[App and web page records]
★ ★ ★ ★ ★

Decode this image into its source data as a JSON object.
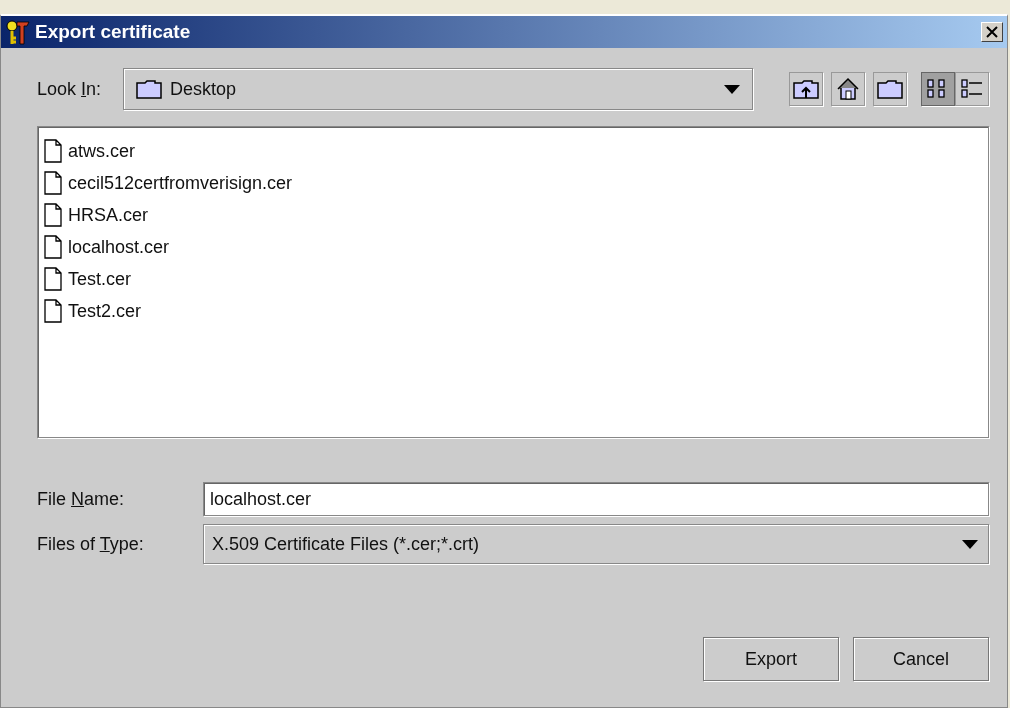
{
  "window": {
    "title": "Export certificate"
  },
  "look_in": {
    "label": [
      "Look ",
      "I",
      "n:"
    ],
    "value": "Desktop"
  },
  "toolbar": [
    {
      "kind": "up"
    },
    {
      "kind": "home"
    },
    {
      "kind": "new-folder"
    },
    {
      "kind": "list-view",
      "selected": true
    },
    {
      "kind": "details-view",
      "selected": false
    }
  ],
  "files": [
    {
      "name": "atws.cer",
      "selected": false
    },
    {
      "name": "cecil512certfromverisign.cer",
      "selected": false
    },
    {
      "name": "HRSA.cer",
      "selected": false
    },
    {
      "name": "localhost.cer",
      "selected": false
    },
    {
      "name": "Test.cer",
      "selected": false
    },
    {
      "name": "Test2.cer",
      "selected": false
    }
  ],
  "file_name": {
    "label": [
      "File ",
      "N",
      "ame:"
    ],
    "value": "localhost.cer"
  },
  "file_type": {
    "label": [
      "Files of ",
      "T",
      "ype:"
    ],
    "value": "X.509 Certificate Files (*.cer;*.crt)"
  },
  "buttons": [
    "Export",
    "Cancel"
  ]
}
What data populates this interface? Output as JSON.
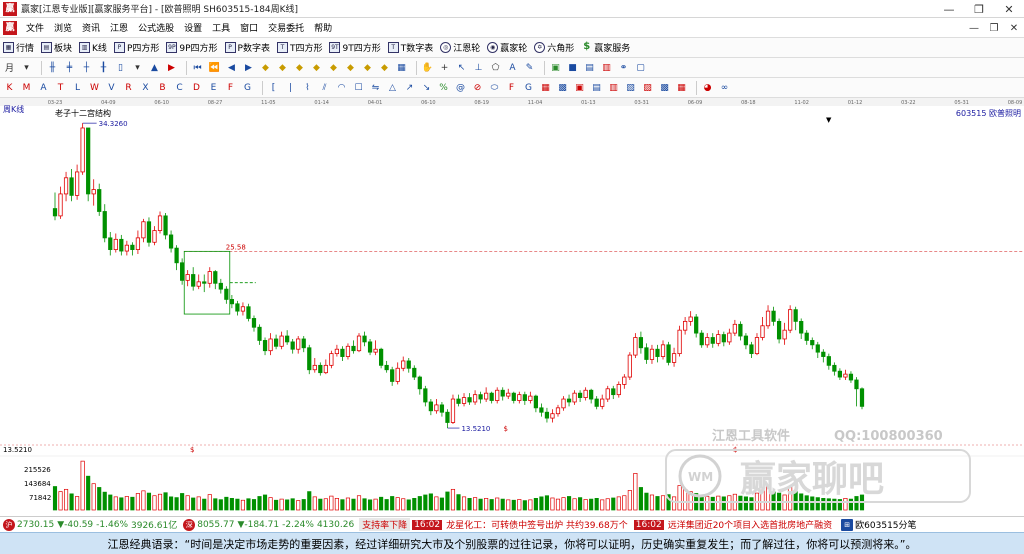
{
  "window": {
    "icon": "贏",
    "title": "赢家[江恩专业版][赢家服务平台] - [欧普照明  SH603515-184周K线]",
    "controls": [
      "—",
      "❐",
      "✕"
    ]
  },
  "menu": {
    "icon": "贏",
    "items": [
      "文件",
      "浏览",
      "资讯",
      "江恩",
      "公式选股",
      "设置",
      "工具",
      "窗口",
      "交易委托",
      "帮助"
    ],
    "mdi_controls": [
      "—",
      "❐",
      "✕"
    ]
  },
  "toolbar": {
    "items": [
      {
        "label": "行情",
        "icon": "grid-icon",
        "glyph": "▦"
      },
      {
        "label": "板块",
        "icon": "blocks-icon",
        "glyph": "▤"
      },
      {
        "label": "K线",
        "icon": "kline-icon",
        "glyph": "▥"
      },
      {
        "label": "P四方形",
        "icon": "square-p-icon",
        "glyph": "P"
      },
      {
        "label": "9P四方形",
        "icon": "square-9p-icon",
        "glyph": "9P"
      },
      {
        "label": "P数字表",
        "icon": "table-p-icon",
        "glyph": "P"
      },
      {
        "label": "T四方形",
        "icon": "square-t-icon",
        "glyph": "T"
      },
      {
        "label": "9T四方形",
        "icon": "square-9t-icon",
        "glyph": "9T"
      },
      {
        "label": "T数字表",
        "icon": "table-t-icon",
        "glyph": "T"
      },
      {
        "label": "江恩轮",
        "icon": "gann-wheel-icon",
        "glyph": "◎"
      },
      {
        "label": "赢家轮",
        "icon": "winner-wheel-icon",
        "glyph": "◉"
      },
      {
        "label": "六角形",
        "icon": "hexagon-icon",
        "glyph": "✡"
      },
      {
        "label": "赢家服务",
        "icon": "dollar-icon",
        "glyph": "$"
      }
    ]
  },
  "chart": {
    "period_label": "周K线",
    "indicator_label": "老子十二宫结构",
    "stock_label": "603515  欧普照明",
    "dropdown_glyph": "▼",
    "box_label": "25.58",
    "high_label": "34.3260",
    "low_label": "13.5210",
    "left_axis_label": "13.5210",
    "dollar_marks": [
      "$",
      "$",
      "$"
    ],
    "volume_ticks": [
      "215526",
      "143684",
      "71842"
    ],
    "watermark_brand": "江恩工具软件",
    "watermark_qq": "QQ:100800360",
    "watermark_logo": "赢家聊吧",
    "watermark_logo_glyph": "WM",
    "colors": {
      "up": "#e00000",
      "down": "#009000",
      "box": "#009000",
      "dashed_red": "#e06060",
      "annot": "#1a1aa0"
    }
  },
  "chart_data": {
    "type": "candlestick",
    "x_ticks": [
      "03-23",
      "04-09",
      "06-10",
      "08-27",
      "11-05",
      "01-14",
      "04-01",
      "06-10",
      "08-19",
      "11-04",
      "01-13",
      "03-31",
      "06-09",
      "08-18",
      "11-02",
      "01-12",
      "03-22",
      "05-31",
      "08-09"
    ],
    "y_range": [
      12.5,
      35.5
    ],
    "volume_range": [
      0,
      287368
    ],
    "candles": [
      [
        28.5,
        28.0,
        29.6,
        27.7
      ],
      [
        28.0,
        29.5,
        30.0,
        27.8
      ],
      [
        29.5,
        30.6,
        31.0,
        29.0
      ],
      [
        30.6,
        29.4,
        31.2,
        29.0
      ],
      [
        29.4,
        31.0,
        31.5,
        29.1
      ],
      [
        31.0,
        34.0,
        34.33,
        30.8
      ],
      [
        34.0,
        29.5,
        32.5,
        29.0
      ],
      [
        29.5,
        29.8,
        30.5,
        28.7
      ],
      [
        29.8,
        28.3,
        30.2,
        28.0
      ],
      [
        28.3,
        26.5,
        28.8,
        26.2
      ],
      [
        26.5,
        25.7,
        26.9,
        25.3
      ],
      [
        25.7,
        26.4,
        26.8,
        25.5
      ],
      [
        26.4,
        25.6,
        26.7,
        25.3
      ],
      [
        25.6,
        26.0,
        26.3,
        25.3
      ],
      [
        26.0,
        25.7,
        26.2,
        25.3
      ],
      [
        25.7,
        26.5,
        27.0,
        25.4
      ],
      [
        26.5,
        27.6,
        27.8,
        26.2
      ],
      [
        27.6,
        26.2,
        27.9,
        25.9
      ],
      [
        26.2,
        27.0,
        27.3,
        26.0
      ],
      [
        27.0,
        28.0,
        28.3,
        26.8
      ],
      [
        28.0,
        26.7,
        28.2,
        26.4
      ],
      [
        26.7,
        25.8,
        27.0,
        25.5
      ],
      [
        25.8,
        24.8,
        26.0,
        24.3
      ],
      [
        24.8,
        23.6,
        25.1,
        23.3
      ],
      [
        23.6,
        24.0,
        24.3,
        23.2
      ],
      [
        24.0,
        23.2,
        24.5,
        22.9
      ],
      [
        23.2,
        23.5,
        24.0,
        23.0
      ],
      [
        23.5,
        23.4,
        24.0,
        22.8
      ],
      [
        23.4,
        24.2,
        24.5,
        23.1
      ],
      [
        24.2,
        23.4,
        24.3,
        23.0
      ],
      [
        23.4,
        23.0,
        23.7,
        22.7
      ],
      [
        23.0,
        22.3,
        23.2,
        22.0
      ],
      [
        22.3,
        22.0,
        22.6,
        21.7
      ],
      [
        22.0,
        21.5,
        22.2,
        21.2
      ],
      [
        21.5,
        21.8,
        22.1,
        21.2
      ],
      [
        21.8,
        21.0,
        22.0,
        20.8
      ],
      [
        21.0,
        20.4,
        21.2,
        20.1
      ],
      [
        20.4,
        19.5,
        20.6,
        19.2
      ],
      [
        19.5,
        18.8,
        19.7,
        18.5
      ],
      [
        18.8,
        19.6,
        20.0,
        18.5
      ],
      [
        19.6,
        19.1,
        19.9,
        18.9
      ],
      [
        19.1,
        19.8,
        20.1,
        18.9
      ],
      [
        19.8,
        19.4,
        20.2,
        19.2
      ],
      [
        19.4,
        18.9,
        19.6,
        18.6
      ],
      [
        18.9,
        19.6,
        19.8,
        18.6
      ],
      [
        19.6,
        19.0,
        19.8,
        18.7
      ],
      [
        19.0,
        17.5,
        19.2,
        17.2
      ],
      [
        17.5,
        17.8,
        18.3,
        17.3
      ],
      [
        17.8,
        17.3,
        18.0,
        17.1
      ],
      [
        17.3,
        17.8,
        18.2,
        17.2
      ],
      [
        17.8,
        18.6,
        18.8,
        17.6
      ],
      [
        18.6,
        18.9,
        19.2,
        18.4
      ],
      [
        18.9,
        18.4,
        19.1,
        18.1
      ],
      [
        18.4,
        19.1,
        19.3,
        18.2
      ],
      [
        19.1,
        18.8,
        19.5,
        18.6
      ],
      [
        18.8,
        19.8,
        20.0,
        18.7
      ],
      [
        19.8,
        19.4,
        20.1,
        19.1
      ],
      [
        19.4,
        18.7,
        19.6,
        18.5
      ],
      [
        18.7,
        18.9,
        19.5,
        18.5
      ],
      [
        18.9,
        17.8,
        19.0,
        17.6
      ],
      [
        17.8,
        17.5,
        18.1,
        17.3
      ],
      [
        17.5,
        16.7,
        17.7,
        16.4
      ],
      [
        16.7,
        17.6,
        18.0,
        16.5
      ],
      [
        17.6,
        18.1,
        18.4,
        17.4
      ],
      [
        18.1,
        17.6,
        18.3,
        17.3
      ],
      [
        17.6,
        17.0,
        17.8,
        16.8
      ],
      [
        17.0,
        16.2,
        17.1,
        15.8
      ],
      [
        16.2,
        15.3,
        16.4,
        15.0
      ],
      [
        15.3,
        14.7,
        15.5,
        14.4
      ],
      [
        14.7,
        15.1,
        15.5,
        14.5
      ],
      [
        15.1,
        14.6,
        15.3,
        14.3
      ],
      [
        14.6,
        13.9,
        14.8,
        13.52
      ],
      [
        13.9,
        15.5,
        15.8,
        13.8
      ],
      [
        15.5,
        15.2,
        15.8,
        15.0
      ],
      [
        15.2,
        15.6,
        15.9,
        15.0
      ],
      [
        15.6,
        15.3,
        15.9,
        15.1
      ],
      [
        15.3,
        15.8,
        16.1,
        15.1
      ],
      [
        15.8,
        15.5,
        16.0,
        15.2
      ],
      [
        15.5,
        15.9,
        16.3,
        15.3
      ],
      [
        15.9,
        15.4,
        16.0,
        15.2
      ],
      [
        15.4,
        16.1,
        16.3,
        15.2
      ],
      [
        16.1,
        15.7,
        16.3,
        15.4
      ],
      [
        15.7,
        15.9,
        16.2,
        15.5
      ],
      [
        15.9,
        15.4,
        16.0,
        15.2
      ],
      [
        15.4,
        15.8,
        16.0,
        15.2
      ],
      [
        15.8,
        15.4,
        16.0,
        15.1
      ],
      [
        15.4,
        15.7,
        16.0,
        15.2
      ],
      [
        15.7,
        14.9,
        15.8,
        14.6
      ],
      [
        14.9,
        14.6,
        15.2,
        14.3
      ],
      [
        14.6,
        14.2,
        14.9,
        13.9
      ],
      [
        14.2,
        14.5,
        14.8,
        13.9
      ],
      [
        14.5,
        14.9,
        15.1,
        14.3
      ],
      [
        14.9,
        15.5,
        15.7,
        14.7
      ],
      [
        15.5,
        15.3,
        15.8,
        15.0
      ],
      [
        15.3,
        15.9,
        16.1,
        15.1
      ],
      [
        15.9,
        15.6,
        16.1,
        15.3
      ],
      [
        15.6,
        16.1,
        16.3,
        15.4
      ],
      [
        16.1,
        15.5,
        16.2,
        15.2
      ],
      [
        15.5,
        15.0,
        15.7,
        14.8
      ],
      [
        15.0,
        15.5,
        15.8,
        14.8
      ],
      [
        15.5,
        16.2,
        16.4,
        15.3
      ],
      [
        16.2,
        15.8,
        16.4,
        15.5
      ],
      [
        15.8,
        16.5,
        16.7,
        15.6
      ],
      [
        16.5,
        17.0,
        17.2,
        16.2
      ],
      [
        17.0,
        18.5,
        18.7,
        16.8
      ],
      [
        18.5,
        19.7,
        20.0,
        18.3
      ],
      [
        19.7,
        19.0,
        20.1,
        18.6
      ],
      [
        19.0,
        18.2,
        19.3,
        17.9
      ],
      [
        18.2,
        18.9,
        19.2,
        17.9
      ],
      [
        18.9,
        18.4,
        19.2,
        18.0
      ],
      [
        18.4,
        19.2,
        19.5,
        18.2
      ],
      [
        19.2,
        18.0,
        19.4,
        17.8
      ],
      [
        18.0,
        18.6,
        19.0,
        17.7
      ],
      [
        18.6,
        20.2,
        20.5,
        18.4
      ],
      [
        20.2,
        20.8,
        21.1,
        19.9
      ],
      [
        20.8,
        21.1,
        21.5,
        20.5
      ],
      [
        21.1,
        20.0,
        21.3,
        19.7
      ],
      [
        20.0,
        19.2,
        20.2,
        19.0
      ],
      [
        19.2,
        19.7,
        20.0,
        19.0
      ],
      [
        19.7,
        19.3,
        20.0,
        19.0
      ],
      [
        19.3,
        19.9,
        20.2,
        19.1
      ],
      [
        19.9,
        19.4,
        20.1,
        19.1
      ],
      [
        19.4,
        20.0,
        20.3,
        19.2
      ],
      [
        20.0,
        20.6,
        20.9,
        19.8
      ],
      [
        20.6,
        19.8,
        20.8,
        19.5
      ],
      [
        19.8,
        19.2,
        20.0,
        18.9
      ],
      [
        19.2,
        18.6,
        19.4,
        18.3
      ],
      [
        18.6,
        19.7,
        20.0,
        18.5
      ],
      [
        19.7,
        20.5,
        21.1,
        19.5
      ],
      [
        20.5,
        21.5,
        21.9,
        20.3
      ],
      [
        21.5,
        20.8,
        21.8,
        20.5
      ],
      [
        20.8,
        19.6,
        21.0,
        19.3
      ],
      [
        19.6,
        20.2,
        20.7,
        19.2
      ],
      [
        20.2,
        21.6,
        21.9,
        20.0
      ],
      [
        21.6,
        20.8,
        21.8,
        20.2
      ],
      [
        20.8,
        20.0,
        21.0,
        19.6
      ],
      [
        20.0,
        19.5,
        20.2,
        19.2
      ],
      [
        19.5,
        19.2,
        19.7,
        18.9
      ],
      [
        19.2,
        18.7,
        19.4,
        18.3
      ],
      [
        18.7,
        18.4,
        18.9,
        18.0
      ],
      [
        18.4,
        17.8,
        18.6,
        17.5
      ],
      [
        17.8,
        17.4,
        18.0,
        17.1
      ],
      [
        17.4,
        17.0,
        17.6,
        16.8
      ],
      [
        17.0,
        17.2,
        17.5,
        16.8
      ],
      [
        17.2,
        16.8,
        17.4,
        16.6
      ],
      [
        16.8,
        16.2,
        17.0,
        15.0
      ],
      [
        16.2,
        15.0,
        16.3,
        14.8
      ]
    ],
    "volumes": [
      125000,
      98000,
      110000,
      86000,
      72000,
      260000,
      180000,
      140000,
      120000,
      95000,
      80000,
      70000,
      65000,
      72000,
      68000,
      88000,
      102000,
      90000,
      76000,
      84000,
      92000,
      70000,
      66000,
      88000,
      76000,
      64000,
      70000,
      58000,
      82000,
      60000,
      55000,
      68000,
      62000,
      58000,
      52000,
      60000,
      56000,
      72000,
      80000,
      66000,
      52000,
      58000,
      54000,
      60000,
      50000,
      56000,
      98000,
      70000,
      58000,
      60000,
      74000,
      62000,
      55000,
      64000,
      58000,
      76000,
      60000,
      54000,
      58000,
      68000,
      56000,
      72000,
      66000,
      60000,
      54000,
      62000,
      72000,
      80000,
      86000,
      70000,
      64000,
      96000,
      110000,
      82000,
      70000,
      62000,
      66000,
      58000,
      62000,
      56000,
      64000,
      58000,
      54000,
      52000,
      56000,
      50000,
      54000,
      62000,
      70000,
      76000,
      64000,
      58000,
      66000,
      72000,
      60000,
      66000,
      56000,
      58000,
      62000,
      54000,
      60000,
      64000,
      70000,
      76000,
      104000,
      195000,
      120000,
      90000,
      80000,
      72000,
      76000,
      82000,
      70000,
      130000,
      110000,
      98000,
      88000,
      76000,
      72000,
      68000,
      74000,
      70000,
      76000,
      84000,
      74000,
      70000,
      66000,
      90000,
      106000,
      124000,
      96000,
      90000,
      80000,
      120000,
      98000,
      86000,
      76000,
      70000,
      66000,
      62000,
      60000,
      58000,
      56000,
      62000,
      58000,
      72000,
      80000
    ]
  },
  "status_bar": {
    "sh_index": "2730.15",
    "sh_change": "▼-40.59",
    "sh_pct": "-1.46%",
    "sh_amount": "3926.61亿",
    "sz_index": "8055.77",
    "sz_change": "▼-184.71",
    "sz_pct": "-2.24%",
    "sz_amount": "4130.26",
    "ticker_title": "支持率下降",
    "ticker_time1": "16:02",
    "ticker_text1": "龙星化工：可转债中签号出炉 共约39.68万个",
    "ticker_time2": "16:02",
    "ticker_text2": "远洋集团近20个项目入选首批房地产融资",
    "right_label": "欧603515分笔"
  },
  "quote": {
    "text": "江恩经典语录：“时间是决定市场走势的重要因素，经过详细研究大市及个别股票的过往记录，你将可以证明，历史确实重复发生；而了解过往，你将可以预测将来。”。"
  }
}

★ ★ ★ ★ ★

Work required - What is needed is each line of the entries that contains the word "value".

Answer box -
    "value": "Desktop"
    "value": "localhost.cer"
    "value": "X.509 Certificate Files (*.cer;*.crt)"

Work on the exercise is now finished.